100 Days of Summer: a time of shared daily creativity, organized via a facebook group. there is no official project page, but here's a half-way snapshot: 100days2012
Mindful Writing Month: an initiative that invited people all over the world to dedicate some time to daily mindful writing, organized by blog posts with comments + twitter + facebook. For an idea of it, visit: How to begin. small stone Day 1
30 in 30: a month of shared creative projects (photography, painting, poetry) - a blog based initiative connected through simple blog links, here's
a note and a collage: 30 in 30 - Patterns of January
The Dynamics of Daily Creation
One thing these projects have in common: they don't have "proper" starting pages with lists of works and lists of names. They are more about the doing itself, about the creativity brought by the group dynamic and vice versa. You could join the Mindful Writing Month with daily writing, and only sharing some single days. And in 30 in 30, there was no exact time frame - some participants still are working on completing their 30 series.
In fact, the task of daily creation that brought the energy that kept things going often made it difficult to keep track of things: talk about flow, and dynamic facebook pages.
That's how this collage happened, which was created out of the spur of the moment, but to some degree, without having an idea of it, was probably one of the starting points of the new issue #30:
100 das of summer, day 29
"i wished there was a button to tell facebook to stop re-sorting group posts all the time. but all the scrolling had a creative side effect: that's how this collage came together."
Another wish that surfaced every now and again: the wish for a button to stop time, to pause from the daily creation, to have time to reflect, to see how the single works connect.
So that's the idea of this issue: to explore the nature of moments, of daily creation, of viewpoints in time.
And while starting to work on it, it became obvious that another starting point to this issue already was included in issue #29, with 2 entries that have a different format already, and could as well belong to this new issue:
diary of a northeast thai sky
on my way to buy a morning paper
Another surprise: the layout. I basically looked for a starting image for the issue, created a first collage with blank fields for entries-to-come - and then the idea surfaced to have a collage-based layout.
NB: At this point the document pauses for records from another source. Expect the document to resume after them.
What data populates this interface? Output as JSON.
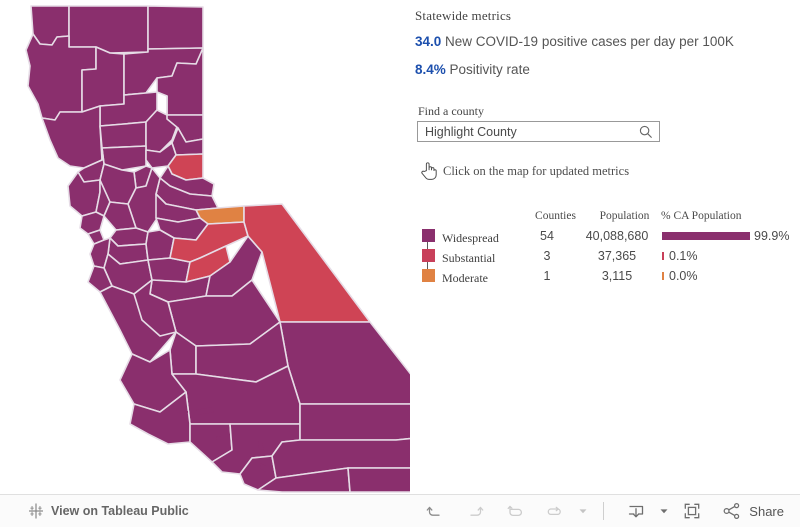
{
  "panel": {
    "statewide_title": "Statewide metrics",
    "metrics": [
      {
        "value": "34.0",
        "label": "New COVID-19 positive cases per day per 100K"
      },
      {
        "value": "8.4%",
        "label": "Positivity rate"
      }
    ],
    "find_county_label": "Find a county",
    "search": {
      "value": "Highlight County",
      "placeholder": "Highlight County",
      "icon": "search-icon"
    },
    "click_hint": {
      "icon": "pointing-hand-icon",
      "text": "Click on the map for updated metrics"
    }
  },
  "legend": {
    "headers": {
      "tier": "",
      "counties": "Counties",
      "population": "Population",
      "pct": "% CA Population"
    },
    "rows": [
      {
        "tier": "Widespread",
        "color": "#8a2f6d",
        "counties": "54",
        "population": "40,088,680",
        "pct_label": "99.9%",
        "pct_value": 99.9
      },
      {
        "tier": "Substantial",
        "color": "#c8405a",
        "counties": "3",
        "population": "37,365",
        "pct_label": "0.1%",
        "pct_value": 0.1
      },
      {
        "tier": "Moderate",
        "color": "#e08243",
        "counties": "1",
        "population": "3,115",
        "pct_label": "0.0%",
        "pct_value": 0.0
      }
    ]
  },
  "map": {
    "colors": {
      "widespread": "#8a2f6d",
      "substantial": "#cf4455",
      "moderate": "#e08243",
      "border": "#e6dce6",
      "background": "#ffffff"
    }
  },
  "toolbar": {
    "tableau_label": "View on Tableau Public",
    "tableau_icon": "tableau-logo-icon",
    "buttons": [
      {
        "name": "undo-button",
        "icon": "undo-icon",
        "enabled": true
      },
      {
        "name": "redo-button",
        "icon": "redo-icon",
        "enabled": false
      },
      {
        "name": "revert-button",
        "icon": "revert-icon",
        "enabled": false
      },
      {
        "name": "refresh-button",
        "icon": "refresh-icon",
        "enabled": false
      }
    ],
    "download_icon": "download-icon",
    "fullscreen_icon": "fullscreen-icon",
    "share_icon": "share-icon",
    "share_label": "Share"
  },
  "chart_data": {
    "type": "map",
    "title": "California COVID-19 transmission tiers by county",
    "legend_position": "right",
    "categories": [
      "Widespread",
      "Substantial",
      "Moderate"
    ],
    "series": [
      {
        "name": "Counties",
        "values": [
          54,
          3,
          1
        ]
      },
      {
        "name": "Population",
        "values": [
          40088680,
          37365,
          3115
        ]
      },
      {
        "name": "% CA Population",
        "values": [
          99.9,
          0.1,
          0.0
        ]
      }
    ],
    "statewide": {
      "new_cases_per_day_per_100k": 34.0,
      "positivity_rate_pct": 8.4
    }
  }
}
And with it, two realizations: it doesn't really need an all-new-platform to create something new. And: things take their own time.
Looking very forward to the moments to come.
Here's to time & to shared creativity ~